Task to complete: Tally up the lines below with "ByLayer" in them. Answer with the number only.

Materials provided:
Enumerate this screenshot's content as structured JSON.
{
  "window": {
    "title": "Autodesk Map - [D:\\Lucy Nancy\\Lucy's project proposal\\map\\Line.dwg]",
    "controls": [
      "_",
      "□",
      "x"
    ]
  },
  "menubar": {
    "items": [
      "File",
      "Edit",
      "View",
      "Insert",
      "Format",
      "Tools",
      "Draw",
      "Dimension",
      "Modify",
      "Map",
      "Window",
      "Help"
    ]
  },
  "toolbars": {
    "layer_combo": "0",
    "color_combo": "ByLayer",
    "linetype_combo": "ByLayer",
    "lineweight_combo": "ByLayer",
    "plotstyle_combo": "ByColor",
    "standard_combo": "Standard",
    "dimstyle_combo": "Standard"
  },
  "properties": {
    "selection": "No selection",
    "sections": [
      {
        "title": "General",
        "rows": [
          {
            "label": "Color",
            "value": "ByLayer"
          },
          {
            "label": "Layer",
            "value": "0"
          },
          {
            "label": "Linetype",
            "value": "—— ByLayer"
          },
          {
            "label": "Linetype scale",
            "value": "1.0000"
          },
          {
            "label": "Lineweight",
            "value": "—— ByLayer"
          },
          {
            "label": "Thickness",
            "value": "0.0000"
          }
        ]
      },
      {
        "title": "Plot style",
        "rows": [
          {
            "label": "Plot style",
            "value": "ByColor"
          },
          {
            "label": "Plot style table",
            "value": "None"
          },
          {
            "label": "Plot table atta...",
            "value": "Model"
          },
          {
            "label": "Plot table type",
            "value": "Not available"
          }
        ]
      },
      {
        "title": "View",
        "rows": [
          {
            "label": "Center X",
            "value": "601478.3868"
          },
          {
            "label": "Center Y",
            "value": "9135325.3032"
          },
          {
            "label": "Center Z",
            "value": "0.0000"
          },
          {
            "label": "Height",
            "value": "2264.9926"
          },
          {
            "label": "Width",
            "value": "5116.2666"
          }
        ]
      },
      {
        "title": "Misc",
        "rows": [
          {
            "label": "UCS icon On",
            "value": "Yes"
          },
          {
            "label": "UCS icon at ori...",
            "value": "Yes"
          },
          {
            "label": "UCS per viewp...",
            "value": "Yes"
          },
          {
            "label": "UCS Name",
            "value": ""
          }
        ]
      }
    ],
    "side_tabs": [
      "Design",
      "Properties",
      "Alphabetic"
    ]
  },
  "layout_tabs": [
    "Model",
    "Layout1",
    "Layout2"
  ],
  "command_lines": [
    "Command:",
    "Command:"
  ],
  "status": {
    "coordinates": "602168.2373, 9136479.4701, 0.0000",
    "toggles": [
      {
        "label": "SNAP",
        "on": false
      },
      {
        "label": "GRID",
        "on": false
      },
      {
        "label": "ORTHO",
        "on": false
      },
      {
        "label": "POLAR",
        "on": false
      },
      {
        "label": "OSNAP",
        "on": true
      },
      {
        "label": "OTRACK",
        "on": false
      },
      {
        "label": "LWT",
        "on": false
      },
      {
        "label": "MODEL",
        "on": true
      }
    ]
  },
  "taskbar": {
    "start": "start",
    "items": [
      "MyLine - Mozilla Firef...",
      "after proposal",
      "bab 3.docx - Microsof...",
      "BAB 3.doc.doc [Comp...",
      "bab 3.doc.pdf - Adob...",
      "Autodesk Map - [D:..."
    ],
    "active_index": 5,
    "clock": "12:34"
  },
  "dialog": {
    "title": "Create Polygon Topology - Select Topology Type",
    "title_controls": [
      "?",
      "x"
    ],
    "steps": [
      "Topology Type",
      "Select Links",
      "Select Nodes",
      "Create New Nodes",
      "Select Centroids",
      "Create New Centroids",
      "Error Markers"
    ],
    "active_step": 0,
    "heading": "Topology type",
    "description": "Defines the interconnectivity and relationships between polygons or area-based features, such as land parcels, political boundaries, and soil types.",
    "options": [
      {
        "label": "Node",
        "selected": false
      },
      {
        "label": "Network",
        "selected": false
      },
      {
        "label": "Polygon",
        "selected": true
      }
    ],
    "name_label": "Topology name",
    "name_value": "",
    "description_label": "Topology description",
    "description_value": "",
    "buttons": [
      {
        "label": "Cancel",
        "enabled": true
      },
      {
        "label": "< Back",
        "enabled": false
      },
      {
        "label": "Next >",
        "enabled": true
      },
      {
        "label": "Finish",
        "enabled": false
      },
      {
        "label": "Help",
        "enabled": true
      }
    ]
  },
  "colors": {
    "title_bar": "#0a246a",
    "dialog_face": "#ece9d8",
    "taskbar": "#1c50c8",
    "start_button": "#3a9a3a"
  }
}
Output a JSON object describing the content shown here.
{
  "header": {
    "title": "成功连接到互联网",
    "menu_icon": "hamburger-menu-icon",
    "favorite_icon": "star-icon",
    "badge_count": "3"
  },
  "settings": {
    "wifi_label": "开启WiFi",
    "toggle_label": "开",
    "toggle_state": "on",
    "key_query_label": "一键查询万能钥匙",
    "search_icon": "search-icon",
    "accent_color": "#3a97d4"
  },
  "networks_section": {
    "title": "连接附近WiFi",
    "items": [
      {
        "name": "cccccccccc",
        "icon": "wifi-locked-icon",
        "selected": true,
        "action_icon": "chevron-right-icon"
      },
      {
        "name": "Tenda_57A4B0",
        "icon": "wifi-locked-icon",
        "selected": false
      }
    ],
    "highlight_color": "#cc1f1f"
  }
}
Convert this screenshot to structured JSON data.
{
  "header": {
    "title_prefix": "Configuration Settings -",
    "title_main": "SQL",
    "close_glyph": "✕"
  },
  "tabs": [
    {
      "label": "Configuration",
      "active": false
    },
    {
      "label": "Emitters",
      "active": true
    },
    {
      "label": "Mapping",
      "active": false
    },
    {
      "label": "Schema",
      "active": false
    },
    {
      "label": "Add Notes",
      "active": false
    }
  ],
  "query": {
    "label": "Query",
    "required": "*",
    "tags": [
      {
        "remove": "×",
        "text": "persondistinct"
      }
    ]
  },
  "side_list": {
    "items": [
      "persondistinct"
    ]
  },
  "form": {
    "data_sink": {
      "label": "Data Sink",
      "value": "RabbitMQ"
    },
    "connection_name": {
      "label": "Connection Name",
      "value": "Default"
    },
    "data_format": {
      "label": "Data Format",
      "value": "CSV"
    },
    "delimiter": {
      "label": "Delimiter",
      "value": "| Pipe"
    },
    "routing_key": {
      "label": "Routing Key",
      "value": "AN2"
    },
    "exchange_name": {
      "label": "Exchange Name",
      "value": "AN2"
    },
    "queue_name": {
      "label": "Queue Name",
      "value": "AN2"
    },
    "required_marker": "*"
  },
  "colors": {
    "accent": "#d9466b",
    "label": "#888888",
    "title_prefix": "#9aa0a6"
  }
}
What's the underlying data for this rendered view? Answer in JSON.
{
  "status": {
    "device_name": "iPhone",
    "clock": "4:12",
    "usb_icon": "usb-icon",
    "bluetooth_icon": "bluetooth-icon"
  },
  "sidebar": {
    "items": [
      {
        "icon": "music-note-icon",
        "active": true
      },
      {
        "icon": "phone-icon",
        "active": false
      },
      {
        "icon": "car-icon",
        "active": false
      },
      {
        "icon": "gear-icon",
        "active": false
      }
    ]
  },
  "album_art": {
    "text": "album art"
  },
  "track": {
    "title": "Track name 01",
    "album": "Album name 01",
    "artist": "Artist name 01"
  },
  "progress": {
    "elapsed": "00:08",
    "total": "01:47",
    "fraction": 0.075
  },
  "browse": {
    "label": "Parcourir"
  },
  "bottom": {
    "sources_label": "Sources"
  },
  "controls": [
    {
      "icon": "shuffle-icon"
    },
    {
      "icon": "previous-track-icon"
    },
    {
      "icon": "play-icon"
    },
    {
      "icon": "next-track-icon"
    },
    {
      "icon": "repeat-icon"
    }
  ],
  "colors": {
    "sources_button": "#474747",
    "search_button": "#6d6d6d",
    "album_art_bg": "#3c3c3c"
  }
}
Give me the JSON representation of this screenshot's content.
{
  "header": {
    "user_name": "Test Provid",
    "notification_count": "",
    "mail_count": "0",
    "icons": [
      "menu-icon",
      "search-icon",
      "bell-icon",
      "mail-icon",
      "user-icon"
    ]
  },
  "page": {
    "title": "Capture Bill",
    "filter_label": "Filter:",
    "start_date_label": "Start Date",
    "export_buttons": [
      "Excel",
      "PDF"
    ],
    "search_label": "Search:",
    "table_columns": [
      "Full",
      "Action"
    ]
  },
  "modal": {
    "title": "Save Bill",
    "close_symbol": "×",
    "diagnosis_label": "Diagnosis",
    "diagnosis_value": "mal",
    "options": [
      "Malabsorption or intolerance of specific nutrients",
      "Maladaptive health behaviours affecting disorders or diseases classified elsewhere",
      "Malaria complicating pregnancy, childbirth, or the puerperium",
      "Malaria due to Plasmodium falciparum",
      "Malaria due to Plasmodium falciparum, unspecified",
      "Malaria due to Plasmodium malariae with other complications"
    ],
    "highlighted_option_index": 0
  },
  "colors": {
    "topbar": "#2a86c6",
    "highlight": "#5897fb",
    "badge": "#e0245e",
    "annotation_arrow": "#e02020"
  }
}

Problem solution: 6